ReNu, as previously discussed, is cryopreserved human amniotic membrane (HAM) and human amniotic fluid derived cells, which include “stem cells” (HAFCs). This tissue is obtained from healthy volunteer donors. Specifically, this is NOT fetal tissue. It is the fluid and the placenta that would normally be discarded at childbirth. Fortunately, with preservation and separation of the layers of the placenta, the amnion layer and cells can be preserved to make use of their unique properties.
Dr. Jack Farr's Blog
I am beginning a study of the KineSpring® System as the chief primary investigator. The KineSpring System is intended to treat symptoms of pain and loss of function caused by medial compartment knee osteoarthritis.
Right now, doctors at 5 other sites in the United State are working with me on this clinical research study, the SOAR Clinical Trial, to evaluate the safety and effectiveness of the KineSpring System for the treatment of knee osteoarthritis.
A new pilot clinical study evaluating a new treatment option for osteoarthritis symptoms is currently available only at OrthoIndy. There is no charge if patients meet inclusion/exclusion criteria. The treatment is a single knee injection. The injection is a suspension of micro-pulverized frozen amniotic membrane and amniotic fluid stem cells.
The goal of the meeting was to introduce basic science avant-garde concepts to current practitioners of cartilage both in the clinical and business world of cartilage. The concepts ranged from whole limb regeneration to stem cells to genetic evaluation of cartilage degeneration risk factors.
When “new” knee anatomy makes headlines not only in an academic journal, but also in Time magazine and is an answer on Jeopardy, it must be a spectacular discovery. The reality is that the ligament, the anterior lateral ligament or ALL, was first observed by a French surgeon, Segund, in 1876.
This is an independent Biography on Jack Farr by Elizabeth Hofheinz, MEd, MPH which appeared in Orthopedics This Week (www.http://ryortho.com/) on May 5th, 2009
"Whether studying replication in fruit flies or working on a design team for a meniscal product, Dr. Jack Farr, an orthopedic surgeon and founder of the OrthoIndy Cartilage Restoration Center of Indiana (Indianapolis, Indiana), likes to excavate all of the important details surrounding a problem. And then he moves forward.
In the recent past, the popular press excitedly reported the promise of stem cells for all tissues of the body. Today, there remains a public perception that stem cells can “grow into anything” from a new pancreas to a new meniscus; however, in reality stem cell research still has much to learn.

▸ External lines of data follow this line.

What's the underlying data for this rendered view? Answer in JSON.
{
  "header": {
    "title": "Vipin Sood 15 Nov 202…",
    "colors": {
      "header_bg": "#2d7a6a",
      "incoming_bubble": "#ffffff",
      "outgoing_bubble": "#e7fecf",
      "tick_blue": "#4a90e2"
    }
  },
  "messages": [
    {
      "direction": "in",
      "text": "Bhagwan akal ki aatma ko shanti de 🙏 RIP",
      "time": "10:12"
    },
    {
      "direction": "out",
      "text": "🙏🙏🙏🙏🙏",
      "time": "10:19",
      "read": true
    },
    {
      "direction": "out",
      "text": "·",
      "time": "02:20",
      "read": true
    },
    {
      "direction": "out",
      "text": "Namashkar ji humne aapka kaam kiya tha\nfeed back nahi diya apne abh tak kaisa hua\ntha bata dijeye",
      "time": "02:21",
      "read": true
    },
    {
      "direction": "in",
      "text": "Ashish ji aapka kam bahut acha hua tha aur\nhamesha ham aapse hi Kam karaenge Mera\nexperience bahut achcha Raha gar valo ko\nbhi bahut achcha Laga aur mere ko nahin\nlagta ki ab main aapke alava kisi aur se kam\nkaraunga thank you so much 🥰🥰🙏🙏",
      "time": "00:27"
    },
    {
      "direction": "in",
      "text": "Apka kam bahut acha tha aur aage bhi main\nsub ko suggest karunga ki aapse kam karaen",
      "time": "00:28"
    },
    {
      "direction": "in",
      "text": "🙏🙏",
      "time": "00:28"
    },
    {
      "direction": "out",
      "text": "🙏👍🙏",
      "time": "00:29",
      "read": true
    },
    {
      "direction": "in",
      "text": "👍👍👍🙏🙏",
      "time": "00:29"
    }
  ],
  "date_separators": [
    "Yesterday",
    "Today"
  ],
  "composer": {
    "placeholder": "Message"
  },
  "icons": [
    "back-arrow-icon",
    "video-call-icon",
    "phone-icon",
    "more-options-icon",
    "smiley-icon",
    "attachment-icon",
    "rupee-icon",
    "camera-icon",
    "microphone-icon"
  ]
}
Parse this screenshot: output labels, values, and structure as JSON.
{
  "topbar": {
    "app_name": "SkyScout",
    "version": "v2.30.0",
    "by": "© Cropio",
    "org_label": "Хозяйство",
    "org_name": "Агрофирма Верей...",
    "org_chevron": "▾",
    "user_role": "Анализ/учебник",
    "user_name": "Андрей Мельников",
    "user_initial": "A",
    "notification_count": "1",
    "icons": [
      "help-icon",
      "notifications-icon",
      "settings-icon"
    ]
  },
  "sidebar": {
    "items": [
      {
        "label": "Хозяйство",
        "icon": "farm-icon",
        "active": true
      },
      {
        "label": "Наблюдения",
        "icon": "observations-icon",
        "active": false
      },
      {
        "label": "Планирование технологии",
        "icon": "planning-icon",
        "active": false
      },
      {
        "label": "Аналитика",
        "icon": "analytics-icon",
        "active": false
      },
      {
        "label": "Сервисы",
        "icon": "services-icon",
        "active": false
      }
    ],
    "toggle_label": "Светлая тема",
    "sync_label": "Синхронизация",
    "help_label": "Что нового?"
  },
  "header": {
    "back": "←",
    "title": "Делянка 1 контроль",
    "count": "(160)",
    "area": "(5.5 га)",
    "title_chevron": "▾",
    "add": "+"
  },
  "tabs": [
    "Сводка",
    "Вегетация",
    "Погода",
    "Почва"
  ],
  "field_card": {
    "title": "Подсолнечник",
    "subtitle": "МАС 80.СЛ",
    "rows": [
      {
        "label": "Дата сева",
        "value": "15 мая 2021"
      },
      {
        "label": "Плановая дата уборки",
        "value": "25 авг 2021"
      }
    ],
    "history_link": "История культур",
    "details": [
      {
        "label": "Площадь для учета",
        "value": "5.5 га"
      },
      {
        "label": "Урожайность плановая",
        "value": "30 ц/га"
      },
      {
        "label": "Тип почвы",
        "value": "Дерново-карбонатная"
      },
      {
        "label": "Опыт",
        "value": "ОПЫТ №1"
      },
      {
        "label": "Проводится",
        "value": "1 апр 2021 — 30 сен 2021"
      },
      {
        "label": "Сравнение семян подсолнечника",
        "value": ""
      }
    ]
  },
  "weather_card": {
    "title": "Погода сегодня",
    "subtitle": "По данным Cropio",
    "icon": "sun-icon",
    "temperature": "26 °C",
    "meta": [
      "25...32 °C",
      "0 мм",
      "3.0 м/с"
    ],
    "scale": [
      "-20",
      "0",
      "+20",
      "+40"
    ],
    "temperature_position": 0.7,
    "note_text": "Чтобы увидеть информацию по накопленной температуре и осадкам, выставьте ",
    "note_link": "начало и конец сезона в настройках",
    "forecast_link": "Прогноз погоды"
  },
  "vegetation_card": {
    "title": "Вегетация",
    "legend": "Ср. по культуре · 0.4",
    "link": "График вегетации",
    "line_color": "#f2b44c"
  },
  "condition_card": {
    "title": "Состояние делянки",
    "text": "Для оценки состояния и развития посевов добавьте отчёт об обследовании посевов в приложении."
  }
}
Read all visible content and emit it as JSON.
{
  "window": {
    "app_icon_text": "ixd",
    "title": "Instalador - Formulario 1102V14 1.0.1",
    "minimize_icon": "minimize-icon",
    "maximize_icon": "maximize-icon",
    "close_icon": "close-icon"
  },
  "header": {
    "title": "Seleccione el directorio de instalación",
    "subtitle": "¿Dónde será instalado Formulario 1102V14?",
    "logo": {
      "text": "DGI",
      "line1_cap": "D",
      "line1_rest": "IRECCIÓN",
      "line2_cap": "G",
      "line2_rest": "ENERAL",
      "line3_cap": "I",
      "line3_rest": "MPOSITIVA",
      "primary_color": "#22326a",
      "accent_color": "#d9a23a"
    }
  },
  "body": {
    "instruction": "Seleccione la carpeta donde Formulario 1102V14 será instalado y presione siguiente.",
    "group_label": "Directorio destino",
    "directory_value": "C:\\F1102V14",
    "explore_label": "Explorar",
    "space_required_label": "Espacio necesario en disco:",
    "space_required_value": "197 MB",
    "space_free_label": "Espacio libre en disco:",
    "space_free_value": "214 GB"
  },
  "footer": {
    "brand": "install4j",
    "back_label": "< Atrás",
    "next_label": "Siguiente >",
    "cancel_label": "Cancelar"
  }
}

The first meeting of world meniscal reconstruction experts in Toronto 2013 demonstrated to all that there is more agreement than disagreement in the global approach to meniscal problems. With 25 experts in attendance, it was obvious this is an important topic across the world-- many of the pioneer transplant surgeons have over 20 years of experience. Meniscal transplantation is neither investigation nor experimental and thousands of patients have had years of pain relief following transplantation.
Unfortunately, the general treatment options for cartilage restoration in the United States have remained somewhat stagnant for more than 15 years. Fortunately, within this static group of specific cartilage treatments, surgeons have expanded the areas of treatment both in the knee and other joints. Initially, the technique was primarily use for femoral lesions.
After the first patellar dislocation, a percentage of patients will experience another dislocation(s). The probability of this occurring is related to certain risks factors that can be identified with x-rays and MRI. The most commonly cited risk factors, which will be discussed below, are: 1) high riding patella, 2) excessive lateral position of the attachment of the patellar tendon attachment to the tibia, 3) “knock-knees”, 4) residual excessive looseness of the medial patellofemoral ligament, 5) poor trochlear groove shape.